For a couple of years now, the musician community as a whole witnessed the uncompromising rise of the DIY era. Not so long ago, almost every element in the production, promotion and distribution processes of an album cost non-negligible amounts of money and time. Now all that has changed thanks to advancements in technology and the growth of sharing communities. Music recording and production is probably to most notable example. Needless to say that booking a recording studio for a couple of days is a fortune – depending on the studios it can amount to easily 500 to 1000 bucks for 12 hour sessions. Add some mixing time and your budget is gonna be making you eat pasta for the rest of the year. Now with decent audio knowledge and a reasonable set-up (lets say about $2000 without counting the computer) you can work wonders.On the video front, with the development of Youtube we are seeing an increasing number of bands hosting their music videos.

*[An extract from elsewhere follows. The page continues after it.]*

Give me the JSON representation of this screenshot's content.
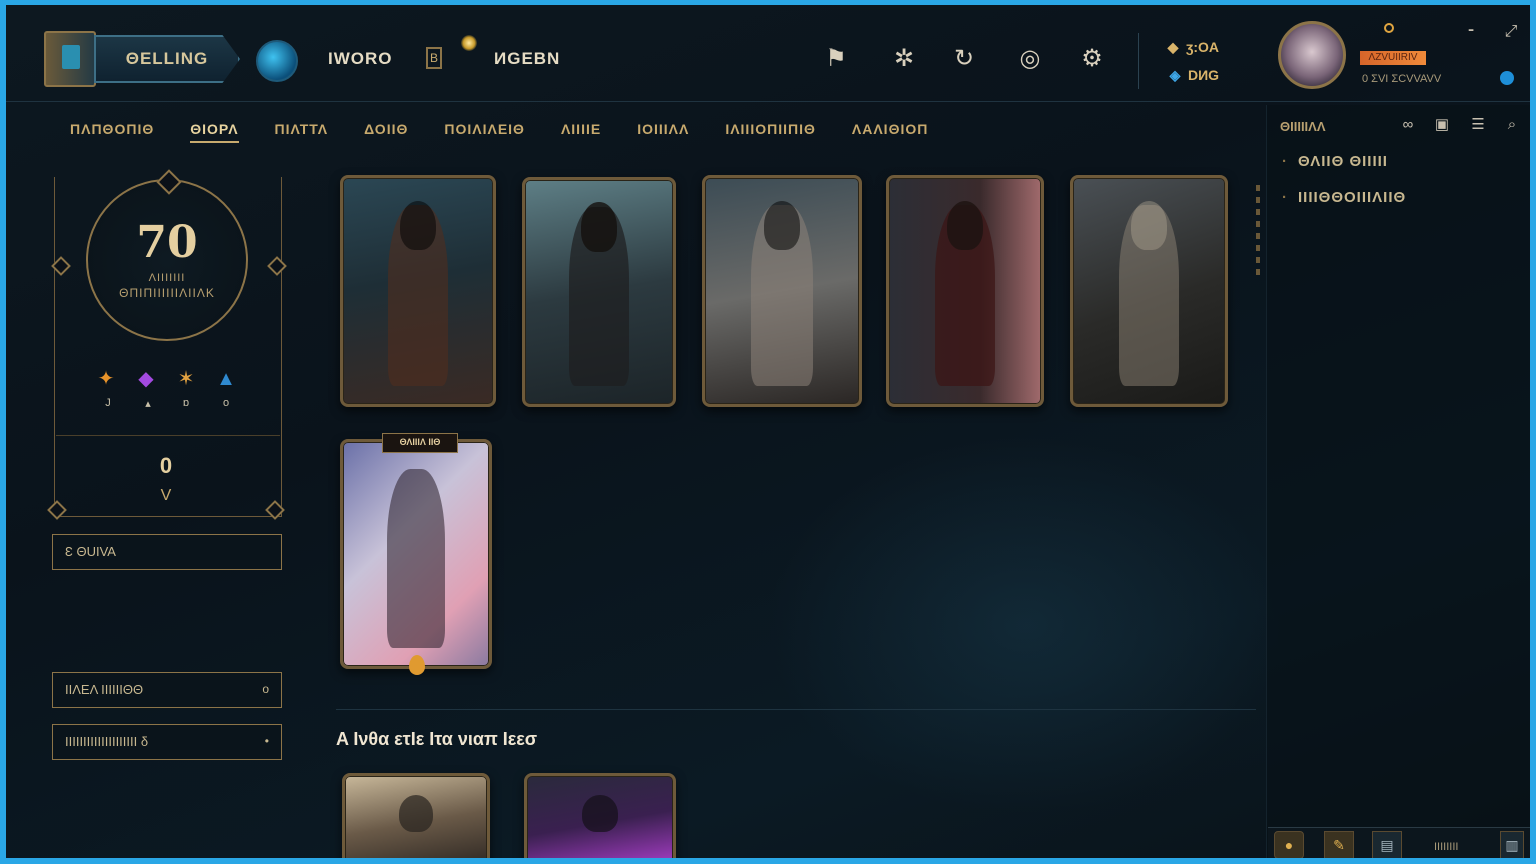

What astonishes me the most I suppose is that the sentences I just wrote above sound cliche to me, as if I had already read about and witnessed these evolutions many times before – we all know about this DIY phenomenon, but taking a step back helps us realize that, damn, all this stuff is only a couple of years old.
Let’s see. In the music production field, communities started sharing software only about ten years ago, but “a cubase in every home” started maybe no more than 4 to 3 years ago, and now even your grand-ma is probably producing music.
Home-made music videos and youtube uploads of live gigs on the other hand is something much newer (due to digital camera prices plummeting these past years). I remember that, a year and a half ago, I was delighted to see a band have an embedded youtube vid of a gig on their Myspace. It was still something pretty uncommon to see on a band’s profile. Now, only a dozen months later, it’s the exact opposite – bands that don’t have vids fall into the uncommon category.
To stop my blabber-mouthing and to get to the point the point of this post, I introduce to you www.99dollarmusicvideos.com. Founded by Fred Seibert, ex-director of MTV’s Network Online and founder of Next New Network, it’s a site that encourages any band to send their home-made music videos produced for no more than $99. The idea is for bands and directors to collaborate on something original and creative and to submit it to the site for a weekly feature (subscribe to their Youtube channel here to be notified of the releases. I think there is one every Tuesday and every Thursday).
Here are the simple set of rules bands and directors must follow:
- It must be made for $99 (or less).
- It must be shot in one day (24 hours).
- It must be edited in one day (this doesn’t include rendering, digitizing, or exporting — just the creative part of editing).
- It must be a collaboration between the band and the filmmaker.
The launch has been a success if we take into account the number of emails flooding their gmail account, and they already have 6 videos scheduled (some of which who were probably planned before the launch) but this does little to surprise me seeing how $99’s launch was orchestrated.
Verizon is also in the picture – probably sponsored the servers and the website’s creation in exchange to capitalizing on up and coming bands or something (oh, and also to promote their FiOS cable connection:-). They have been very active these past years integrating the music scene. They have their successful V Cast digital music store with whom they promote monthly subscriptions for phones and computers to downloaded unlimited music. Last year they gave a bus fully loaded of audio equipment to Timbaland so he could roam around the US in search for the next big hit. They partnered with many top selling artists such as Timberlake, Shakira, Prince, Madonna, AC/DC etc. for album and concert promotion deals.
Whatever the reasons and the means behind $99, I’m happy to see such a website launch and am planning on following-up on their growth and activity. Even thinking of producing a $99 video of one of my tunes. I don’t have a band at the moment, nor have I even opened up my Nuendo these past months, but I do got a dozen completely produced tracks I would love to visually illustrate, even if I don’t count on extensively promoting myself with it.
What I particularly like about the idea is that it doesn’t really help you do anything (well $99 does have a creative team that will produce one video a week) yet only the concept that promotes the idea that it is possible to produce a music video for les than 100 bucks, and that people can do it, is enough to get people to do it. Because of that, $99 has great potential (this kind of makes me think of Songpull.com’s concept – it’s just a website that encourage musicians to write a song in less than a month, get together for a house-concert and record the show, and it works).
Here’s the making-of of the very first $99 video of the folk Brooklyn-based band, La Strada:
Side-note: I think $99 probably would benefit going down the social network route. Done tactfully, a classified-ad site/social network for bands and film-makers could have the potential of creating a big niche in no time. A penny for your thoughts?